Dr. Cravatt’s research group is interested in understanding the roles that enzymes play in physiological and pathological processes, especially as pertains to the nervous system and cancer. To address this challenge, they develop and apply an array of biochemical, chemical, and genetic technologies.

The Cravatt group has obtained fundamental insights into the chemical, biochemical, and physiological workings of several important mammalian serine hydrolases, including enzymes involved in the neurobiology of pain and in proteases associated with tumor progression. Dr. Cravatt obtained his undergraduate education at Stanford University, receiving a B.S. in the Biological Sciences and a B.A. in History. He then trained with Drs. Dale Boger and Richard Lerner and received a Ph.D. in Macromolecular and Cellular Structure and Chemistry from The Scripps Research Institute (TSRI) in 1996. Professor Cravatt joined the faculty at TSRI in 1997 as a member of the Skaggs Institute for Chemical Biology and the departments of Cell Biology and Chemistry. His honors include a Searle Scholar Award (1998-2001), the Eli Lilly Award in Biological Chemistry (2004), a Cope Scholar Award (2005), the Irving Sigal Young Investigator Award (2007) and the Tetrahedron Young Investigator Award in Bioorganic and Medicinal Chemistry (2008).


Senior Level Life Sciences Executive

Nancy A. Thornberry was formerly Senior Vice President and Franchise Head, Diabetes and Endocrinology, for Merck & Co. Inc. In this role, she led discovery and clinical research in diabetes, osteoporosis, fertility and contraception.

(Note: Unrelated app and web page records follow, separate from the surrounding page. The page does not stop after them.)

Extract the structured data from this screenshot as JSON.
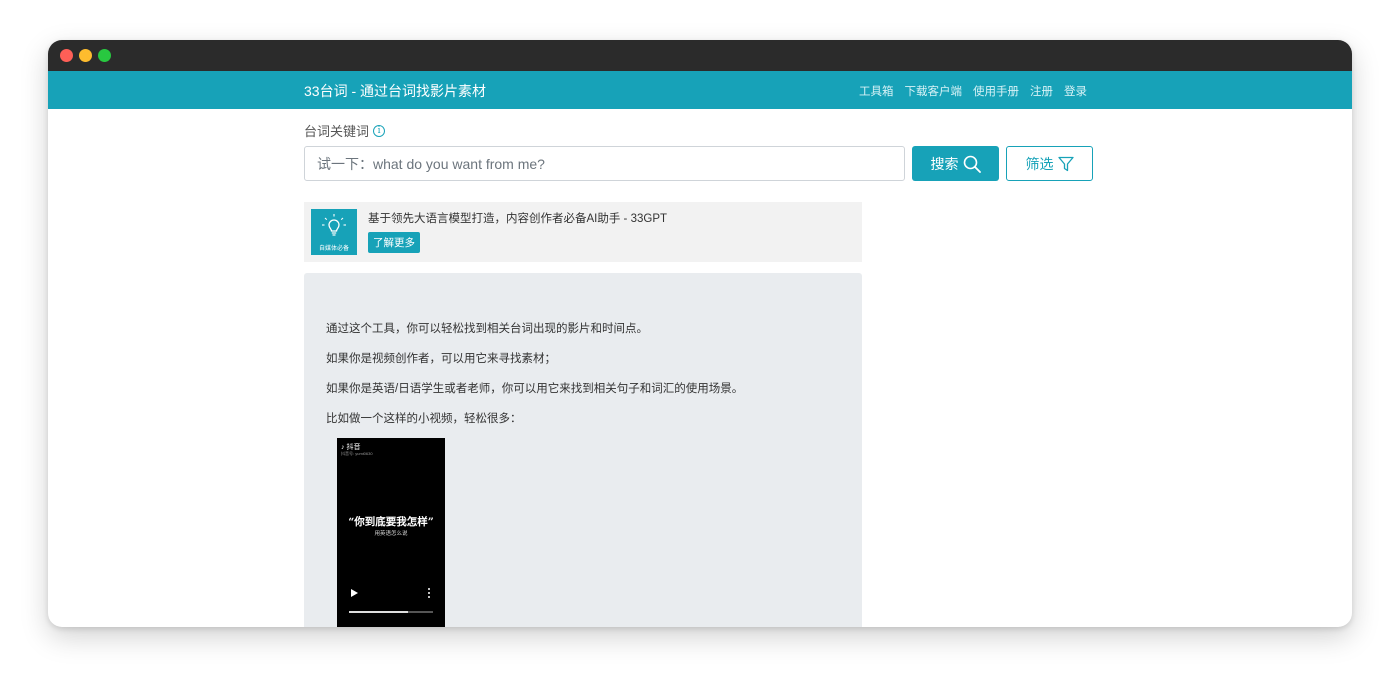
{
  "navbar": {
    "brand": "33台词 - 通过台词找影片素材",
    "links": [
      "工具箱",
      "下载客户端",
      "使用手册",
      "注册",
      "登录"
    ]
  },
  "search": {
    "label": "台词关键词",
    "placeholder": "试一下：what do you want from me?",
    "search_button": "搜索",
    "filter_button": "筛选"
  },
  "ad": {
    "logo_text": "自媒体必备",
    "text": "基于领先大语言模型打造，内容创作者必备AI助手 - 33GPT",
    "button": "了解更多"
  },
  "intro": {
    "lines": [
      "通过这个工具，你可以轻松找到相关台词出现的影片和时间点。",
      "如果你是视频创作者，可以用它来寻找素材；",
      "如果你是英语/日语学生或者老师，你可以用它来找到相关句子和词汇的使用场景。",
      "比如做一个这样的小视频，轻松很多："
    ],
    "video": {
      "app_name": "抖音",
      "account": "抖音号: yumi0630",
      "title": "“你到底要我怎样”",
      "subtitle": "用英语怎么说",
      "progress": 0.7
    }
  },
  "colors": {
    "accent": "#17a2b8"
  }
}
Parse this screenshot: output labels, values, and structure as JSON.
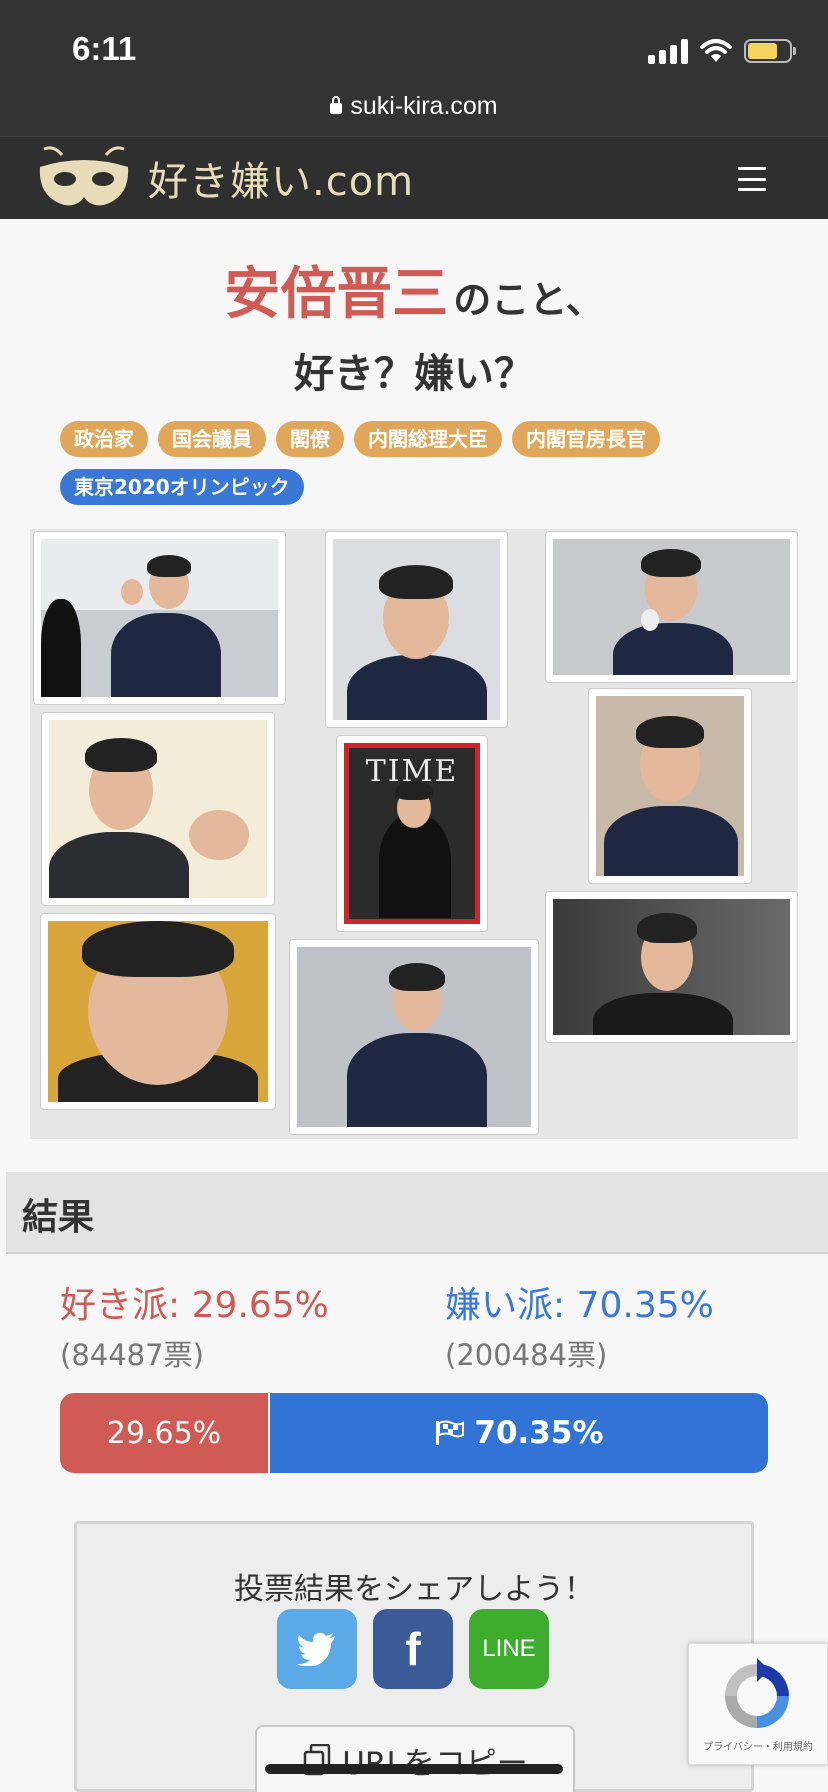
{
  "status_bar": {
    "time": "6:11"
  },
  "browser": {
    "url": "suki-kira.com"
  },
  "site": {
    "logo_text": "好き嫌い.com"
  },
  "page": {
    "title_name": "安倍晋三",
    "title_suffix": "のこと、",
    "question": "好き？嫌い？",
    "tags": [
      "政治家",
      "国会議員",
      "閣僚",
      "内閣総理大臣",
      "内閣官房長官"
    ],
    "tag_special": "東京2020オリンピック",
    "photo_texts": {
      "magazine": "TIME"
    }
  },
  "results": {
    "heading": "結果",
    "like_label": "好き派: 29.65%",
    "like_votes": "(84487票)",
    "dislike_label": "嫌い派: 70.35%",
    "dislike_votes": "(200484票)",
    "like_share": 29.65,
    "dislike_share": 70.35,
    "bar_like_text": "29.65%",
    "bar_dislike_text": "70.35%"
  },
  "share": {
    "heading": "投票結果をシェアしよう！",
    "facebook": "f",
    "line": "LINE",
    "copy_url": "URLをコピー"
  },
  "recaptcha": {
    "links": "プライバシー・利用規約"
  },
  "colors": {
    "like": "#cf5b54",
    "dislike": "#3273d6",
    "tag": "#e0a65a",
    "tag_special": "#3a78d8",
    "header": "#2f2f2f"
  }
}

Her research at Merck focused largely on the role of enzymes in disease and the identification of therapeutic approaches to enzyme targets, and included work on the caspase family of cysteine proteases, and the dipeptidyl peptidase 4 (DPP-4) project, which resulted in the discovery of JANUVIA® for the treatment of Type 2 diabetes.

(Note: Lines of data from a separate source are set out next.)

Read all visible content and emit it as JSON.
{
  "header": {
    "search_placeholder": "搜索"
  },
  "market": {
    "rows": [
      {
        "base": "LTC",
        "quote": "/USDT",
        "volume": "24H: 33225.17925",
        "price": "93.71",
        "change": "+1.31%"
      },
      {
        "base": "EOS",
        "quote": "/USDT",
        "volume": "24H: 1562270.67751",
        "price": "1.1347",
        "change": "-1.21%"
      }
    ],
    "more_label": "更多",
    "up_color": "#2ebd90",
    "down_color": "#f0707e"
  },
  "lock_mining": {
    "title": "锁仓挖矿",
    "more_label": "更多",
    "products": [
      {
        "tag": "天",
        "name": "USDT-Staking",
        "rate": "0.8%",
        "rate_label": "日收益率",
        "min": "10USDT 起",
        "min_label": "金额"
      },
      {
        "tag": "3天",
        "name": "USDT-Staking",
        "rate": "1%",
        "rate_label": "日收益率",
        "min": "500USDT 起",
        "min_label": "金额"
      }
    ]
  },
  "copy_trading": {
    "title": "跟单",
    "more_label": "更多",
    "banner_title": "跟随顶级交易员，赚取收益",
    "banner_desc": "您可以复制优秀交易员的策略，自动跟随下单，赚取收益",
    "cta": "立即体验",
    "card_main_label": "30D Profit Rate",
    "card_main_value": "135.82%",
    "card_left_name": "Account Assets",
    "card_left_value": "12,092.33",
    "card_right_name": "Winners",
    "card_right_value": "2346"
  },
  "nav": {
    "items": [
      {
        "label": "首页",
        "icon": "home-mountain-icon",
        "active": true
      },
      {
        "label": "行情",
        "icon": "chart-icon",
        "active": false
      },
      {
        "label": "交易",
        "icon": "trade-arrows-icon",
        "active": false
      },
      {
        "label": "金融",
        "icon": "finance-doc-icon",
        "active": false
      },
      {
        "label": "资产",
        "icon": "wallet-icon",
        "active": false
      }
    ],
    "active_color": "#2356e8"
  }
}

Richard N. Kender provides consulting services to biotechnology companies in the areas of partnerships and licensing and mergers and acquisitions. He was previously Senior Vice President of Business Development and Corporate Licensing at Merck & Co., Inc. During his career at Merck, Kender was actively involved in more than 100 transactions, including a number that greatly influenced the course of the company. Kender also held positions with Merck in corporate finance, as well as in financial support of the domestic and international commercial and manufacturing divisions.
Kender was part of the analysis team at Merck that worked with the company’s board of directors to select, negotiate and announce the $41 billion acquisition of Schering Plough. He also led on transactions including creation of the Joint Venture Merial Animal Health with Sanofi-Aventis and the later divestiture of Merck’s holdings in Merial back to Sanofi Aventis, allowing the Merck/Schering transaction to close. Richard oversaw additional deals including divestiture of Kelco and Calgon Labs, acquisition of the 49% public share of Banyu Pharmaceuticals in Japan, and the spin-off of Medco into a public company.
Kender currently serves on the boards of INC Research (INCR), a leading global contract research organization; Seres Therapeutics, developing microbiome-based therapeutics; and POXEL SA, developing drugs to treat type 2 diabetes. Kender obtained his B.S. in accounting from Villanova University and his MBA from Fairleigh Dickinson University.